▼
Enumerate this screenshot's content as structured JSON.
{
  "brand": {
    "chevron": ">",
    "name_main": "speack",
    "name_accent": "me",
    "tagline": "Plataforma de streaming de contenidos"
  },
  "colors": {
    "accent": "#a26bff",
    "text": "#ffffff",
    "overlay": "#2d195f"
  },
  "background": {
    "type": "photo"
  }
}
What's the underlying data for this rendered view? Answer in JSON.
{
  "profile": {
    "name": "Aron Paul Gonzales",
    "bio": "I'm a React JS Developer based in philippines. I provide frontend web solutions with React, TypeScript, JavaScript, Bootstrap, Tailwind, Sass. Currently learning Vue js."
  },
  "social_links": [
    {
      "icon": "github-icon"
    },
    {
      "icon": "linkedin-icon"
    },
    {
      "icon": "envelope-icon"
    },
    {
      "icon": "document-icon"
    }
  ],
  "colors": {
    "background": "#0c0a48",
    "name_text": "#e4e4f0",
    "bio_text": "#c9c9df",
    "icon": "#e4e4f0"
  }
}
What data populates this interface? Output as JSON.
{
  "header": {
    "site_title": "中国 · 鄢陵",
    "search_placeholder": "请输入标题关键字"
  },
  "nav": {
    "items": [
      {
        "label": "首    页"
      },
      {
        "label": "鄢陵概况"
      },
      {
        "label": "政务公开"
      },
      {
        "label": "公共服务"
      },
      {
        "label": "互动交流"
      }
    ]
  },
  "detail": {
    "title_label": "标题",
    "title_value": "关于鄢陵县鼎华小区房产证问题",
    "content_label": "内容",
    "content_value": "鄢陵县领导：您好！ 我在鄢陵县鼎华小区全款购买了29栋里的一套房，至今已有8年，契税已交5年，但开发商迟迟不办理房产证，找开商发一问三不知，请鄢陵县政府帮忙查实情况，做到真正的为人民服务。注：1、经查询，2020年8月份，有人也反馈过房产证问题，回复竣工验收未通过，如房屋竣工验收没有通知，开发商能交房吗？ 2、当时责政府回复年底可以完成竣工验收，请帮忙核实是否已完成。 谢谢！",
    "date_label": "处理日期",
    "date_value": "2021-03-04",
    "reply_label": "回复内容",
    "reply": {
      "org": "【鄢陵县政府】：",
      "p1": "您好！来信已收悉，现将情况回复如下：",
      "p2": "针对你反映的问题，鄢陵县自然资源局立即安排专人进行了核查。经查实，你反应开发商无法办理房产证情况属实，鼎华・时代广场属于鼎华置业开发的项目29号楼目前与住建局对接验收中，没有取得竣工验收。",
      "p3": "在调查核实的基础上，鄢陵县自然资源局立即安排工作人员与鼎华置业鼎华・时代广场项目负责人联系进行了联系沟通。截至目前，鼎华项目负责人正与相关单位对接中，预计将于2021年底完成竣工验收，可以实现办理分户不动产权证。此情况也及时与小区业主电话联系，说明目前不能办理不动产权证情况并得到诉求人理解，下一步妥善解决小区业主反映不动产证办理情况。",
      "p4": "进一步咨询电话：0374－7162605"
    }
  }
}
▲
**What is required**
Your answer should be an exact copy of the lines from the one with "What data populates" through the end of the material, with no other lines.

**Output for this task**
What data populates this interface? Output as JSON.
{
  "header": {
    "site_title": "中国 · 鄢陵",
    "search_placeholder": "请输入标题关键字"
  },
  "nav": {
    "items": [
      {
        "label": "首    页"
      },
      {
        "label": "鄢陵概况"
      },
      {
        "label": "政务公开"
      },
      {
        "label": "公共服务"
      },
      {
        "label": "互动交流"
      }
    ]
  },
  "detail": {
    "title_label": "标题",
    "title_value": "关于鄢陵县鼎华小区房产证问题",
    "content_label": "内容",
    "content_value": "鄢陵县领导：您好！ 我在鄢陵县鼎华小区全款购买了29栋里的一套房，至今已有8年，契税已交5年，但开发商迟迟不办理房产证，找开商发一问三不知，请鄢陵县政府帮忙查实情况，做到真正的为人民服务。注：1、经查询，2020年8月份，有人也反馈过房产证问题，回复竣工验收未通过，如房屋竣工验收没有通知，开发商能交房吗？ 2、当时责政府回复年底可以完成竣工验收，请帮忙核实是否已完成。 谢谢！",
    "date_label": "处理日期",
    "date_value": "2021-03-04",
    "reply_label": "回复内容",
    "reply": {
      "org": "【鄢陵县政府】：",
      "p1": "您好！来信已收悉，现将情况回复如下：",
      "p2": "针对你反映的问题，鄢陵县自然资源局立即安排专人进行了核查。经查实，你反应开发商无法办理房产证情况属实，鼎华・时代广场属于鼎华置业开发的项目29号楼目前与住建局对接验收中，没有取得竣工验收。",
      "p3": "在调查核实的基础上，鄢陵县自然资源局立即安排工作人员与鼎华置业鼎华・时代广场项目负责人联系进行了联系沟通。截至目前，鼎华项目负责人正与相关单位对接中，预计将于2021年底完成竣工验收，可以实现办理分户不动产权证。此情况也及时与小区业主电话联系，说明目前不能办理不动产权证情况并得到诉求人理解，下一步妥善解决小区业主反映不动产证办理情况。",
      "p4": "进一步咨询电话：0374－7162605"
    }
  }
}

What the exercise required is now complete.